By Hastings Wyman – “Paycheck President” is what the Republican National Committee (RNC) dubs President Donald Trump, beneath a picture of him on its website after he’s signed the tax reform act. In addition, a number of other business and conservative groups are already spending money on television ads promoting the tax reform legislation. Moreover, the number of companies granting raises and/or bonuses which they attribute to the tax reform law is growing. Both the RNC and the National Republican Congressional Committee also list the companies sharing the benefits of the tax reform act with their employees. To put the icing on the cake, another RNC article is headlined, “Key states up for grabs in 2018 are reaping the benefits of Tax Reform.” This first line of attack of the GOP was summarized in the Washington Post last week: “GOP leaders and their allies plan to talk up job growth, highlight the soaring stock market and, most of all, convince voters that the tax-cut legislation that stands as their only major accomplishment is bringing back the good times.” There is some polling data that kinda, sorta shows this approach might be effective. Trump’s approval rating wobbled upwards in January, and now stands at 40% approve, 55.6% disapprove in the Real Clear Politics average. And the generic ballot on for whom voters are more likely to cast a ballot for congress this fall has narrowed in recent polls, but it’s still 46.7% for Democrats to 38.8% for the GOP, still daunting numbers for Republicans. It is also noteworthy that Trump’s performance at the Davos economic forum was a plus for...
The base stands by their president

The base stands by their president

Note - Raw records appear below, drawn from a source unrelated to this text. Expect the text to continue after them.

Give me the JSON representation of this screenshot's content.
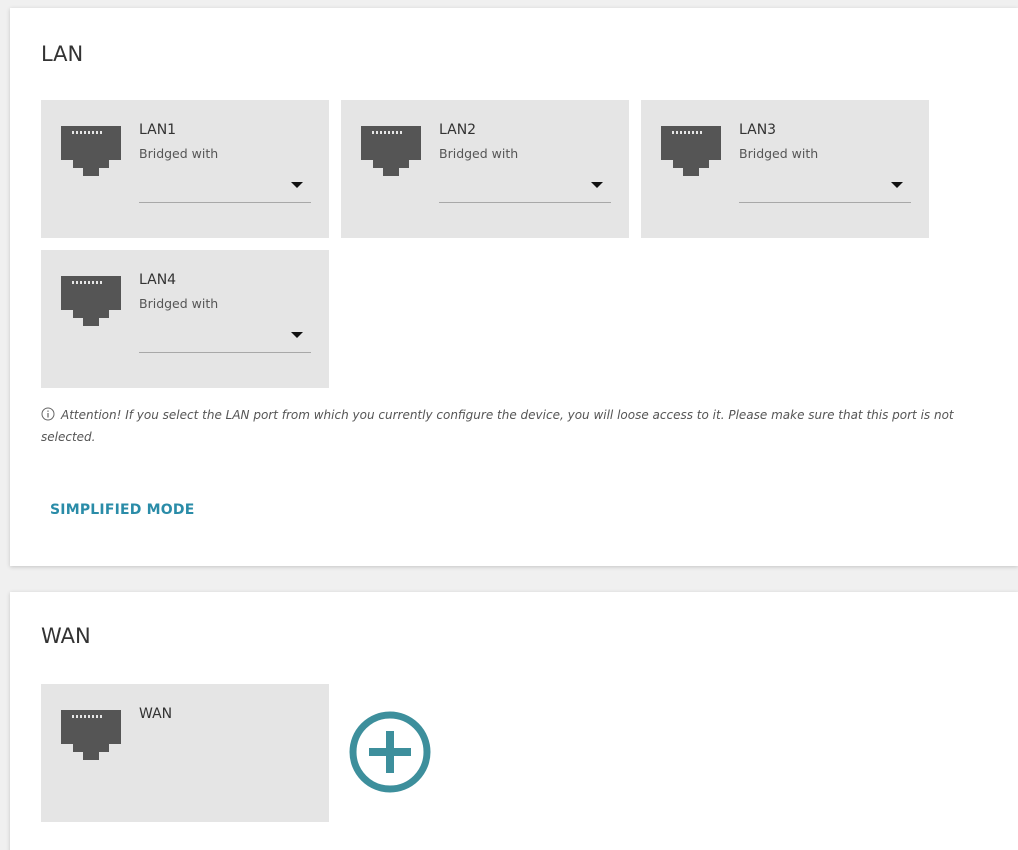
{
  "lan": {
    "title": "LAN",
    "ports": [
      {
        "name": "LAN1",
        "subtitle": "Bridged with",
        "selected": ""
      },
      {
        "name": "LAN2",
        "subtitle": "Bridged with",
        "selected": ""
      },
      {
        "name": "LAN3",
        "subtitle": "Bridged with",
        "selected": ""
      },
      {
        "name": "LAN4",
        "subtitle": "Bridged with",
        "selected": ""
      }
    ],
    "attention": "Attention! If you select the LAN port from which you currently configure the device, you will loose access to it. Please make sure that this port is not selected.",
    "simplified_mode_label": "SIMPLIFIED MODE"
  },
  "wan": {
    "title": "WAN",
    "ports": [
      {
        "name": "WAN"
      }
    ]
  },
  "icons": {
    "port": "ethernet-port-icon",
    "info": "info-icon",
    "add": "add-circle-icon",
    "dropdown": "caret-down-icon"
  },
  "colors": {
    "accent": "#2a8ca8",
    "tile_bg": "#e5e5e5",
    "port_icon": "#555555",
    "add_icon": "#3d8f9c"
  }
}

By Hastings Wyman President Trump shocked much of the media, the diplomatic corps, African-Americans, virtually all Democrats and many other just plain folks when he allegedly referred to Haiti and some other countries as “sh*tholes.” The alleged slur took place at the White House at a meeting on immigration and was reported by Democratic US Senator Dick Durbin (IL). Politically, however, how did the incident affect President Trump’s standing with those who voted for him in 2016? Political insiders in four states that Trump carried in 2016 are all singing the same tune: The alleged comment was not nice, but it was pretty much water off a duck’s back to Trump’s political base. One noticeable response to Trump’s alleged comments that differs sharply in these Southern states that voted for Trump is no comment about whether the remark, which compared all-white Norway with all-black Haiti, was racist, and whether the president is a racist, as he has been widely described in the media by various African Americans and many liberal whites. The fact is Southern Republicans rarely count on African Americans as part of their electoral base, so when asked about the impact on Trump’s base, the racial issue doesn’t come up. That does not mean, however, that the remark has no political impact. As we have seen in Virginia and special elections throughout the South, while Trump’s base may be unaffected by the president’s – er – insensitive comments, they and the policies they represent have caused a major increase in voter turnout among minorities, women and college students, to the GOP’s detriment. Arkansas There was some hoo-hah,...